Leave every picture out, and write out the remaining entries exactly.

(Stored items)

BEGIN

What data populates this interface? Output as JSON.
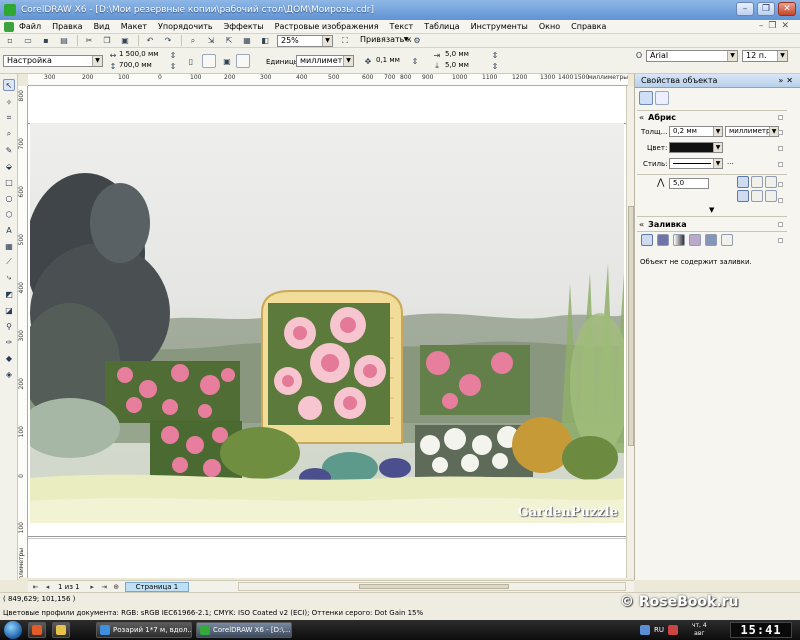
{
  "window": {
    "title": "CorelDRAW X6 - [D:\\Мои резервные копии\\рабочий стол\\ДОМ\\Моирозы.cdr]"
  },
  "menu": {
    "items": [
      "Файл",
      "Правка",
      "Вид",
      "Макет",
      "Упорядочить",
      "Эффекты",
      "Растровые изображения",
      "Текст",
      "Таблица",
      "Инструменты",
      "Окно",
      "Справка"
    ]
  },
  "toolbar": {
    "zoom": "25%",
    "snap_label": "Привязать к"
  },
  "property_bar": {
    "preset": "Настройка",
    "width": "1 500,0 мм",
    "height": "700,0 мм",
    "units_label": "Единицы:",
    "units_value": "миллиметры",
    "nudge": "0,1 мм",
    "dup_x": "5,0 мм",
    "dup_y": "5,0 мм",
    "font_name": "Arial",
    "font_size": "12 п."
  },
  "ruler": {
    "top_ticks": [
      "300",
      "200",
      "100",
      "0",
      "100",
      "200",
      "300",
      "400",
      "500",
      "600",
      "700",
      "800",
      "900",
      "1000",
      "1100",
      "1200",
      "1300",
      "1400",
      "1500"
    ],
    "unit": "миллиметры",
    "left_ticks": [
      "800",
      "700",
      "600",
      "500",
      "400",
      "300",
      "200",
      "100",
      "0",
      "100"
    ]
  },
  "artwork": {
    "watermark": "GardenPuzzle"
  },
  "page_nav": {
    "count": "1 из 1",
    "page_tab": "Страница 1"
  },
  "status": {
    "coords": "( 849,629; 101,156 )",
    "profile": "Цветовые профили документа: RGB: sRGB IEC61966-2.1; CMYK: ISO Coated v2 (ECI); Оттенки серого: Dot Gain 15%"
  },
  "site_watermark": "© RoseBook.ru",
  "docker": {
    "title": "Свойства объекта",
    "outline_title": "Абрис",
    "thickness_label": "Толщ...",
    "thickness_value": "0,2 мм",
    "thickness_unit": "миллиметры",
    "color_label": "Цвет:",
    "style_label": "Стиль:",
    "style_more": "...",
    "miter_value": "5,0",
    "fill_title": "Заливка",
    "no_fill_text": "Объект не содержит заливки."
  },
  "taskbar": {
    "tasks": [
      "Розарий 1*7 м, вдол...",
      "CorelDRAW X6 - [D:\\..."
    ],
    "lang": "RU",
    "date_line1": "чт, 4",
    "date_line2": "авг",
    "time": "15:41"
  }
}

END

Answer to this exercise =
What data populates this interface? Output as JSON.
{
  "window": {
    "title": "CorelDRAW X6 - [D:\\Мои резервные копии\\рабочий стол\\ДОМ\\Моирозы.cdr]"
  },
  "menu": {
    "items": [
      "Файл",
      "Правка",
      "Вид",
      "Макет",
      "Упорядочить",
      "Эффекты",
      "Растровые изображения",
      "Текст",
      "Таблица",
      "Инструменты",
      "Окно",
      "Справка"
    ]
  },
  "toolbar": {
    "zoom": "25%",
    "snap_label": "Привязать к"
  },
  "property_bar": {
    "preset": "Настройка",
    "width": "1 500,0 мм",
    "height": "700,0 мм",
    "units_label": "Единицы:",
    "units_value": "миллиметры",
    "nudge": "0,1 мм",
    "dup_x": "5,0 мм",
    "dup_y": "5,0 мм",
    "font_name": "Arial",
    "font_size": "12 п."
  },
  "ruler": {
    "top_ticks": [
      "300",
      "200",
      "100",
      "0",
      "100",
      "200",
      "300",
      "400",
      "500",
      "600",
      "700",
      "800",
      "900",
      "1000",
      "1100",
      "1200",
      "1300",
      "1400",
      "1500"
    ],
    "unit": "миллиметры",
    "left_ticks": [
      "800",
      "700",
      "600",
      "500",
      "400",
      "300",
      "200",
      "100",
      "0",
      "100"
    ]
  },
  "artwork": {
    "watermark": "GardenPuzzle"
  },
  "page_nav": {
    "count": "1 из 1",
    "page_tab": "Страница 1"
  },
  "status": {
    "coords": "( 849,629; 101,156 )",
    "profile": "Цветовые профили документа: RGB: sRGB IEC61966-2.1; CMYK: ISO Coated v2 (ECI); Оттенки серого: Dot Gain 15%"
  },
  "site_watermark": "© RoseBook.ru",
  "docker": {
    "title": "Свойства объекта",
    "outline_title": "Абрис",
    "thickness_label": "Толщ...",
    "thickness_value": "0,2 мм",
    "thickness_unit": "миллиметры",
    "color_label": "Цвет:",
    "style_label": "Стиль:",
    "style_more": "...",
    "miter_value": "5,0",
    "fill_title": "Заливка",
    "no_fill_text": "Объект не содержит заливки."
  },
  "taskbar": {
    "tasks": [
      "Розарий 1*7 м, вдол...",
      "CorelDRAW X6 - [D:\\..."
    ],
    "lang": "RU",
    "date_line1": "чт, 4",
    "date_line2": "авг",
    "time": "15:41"
  }
}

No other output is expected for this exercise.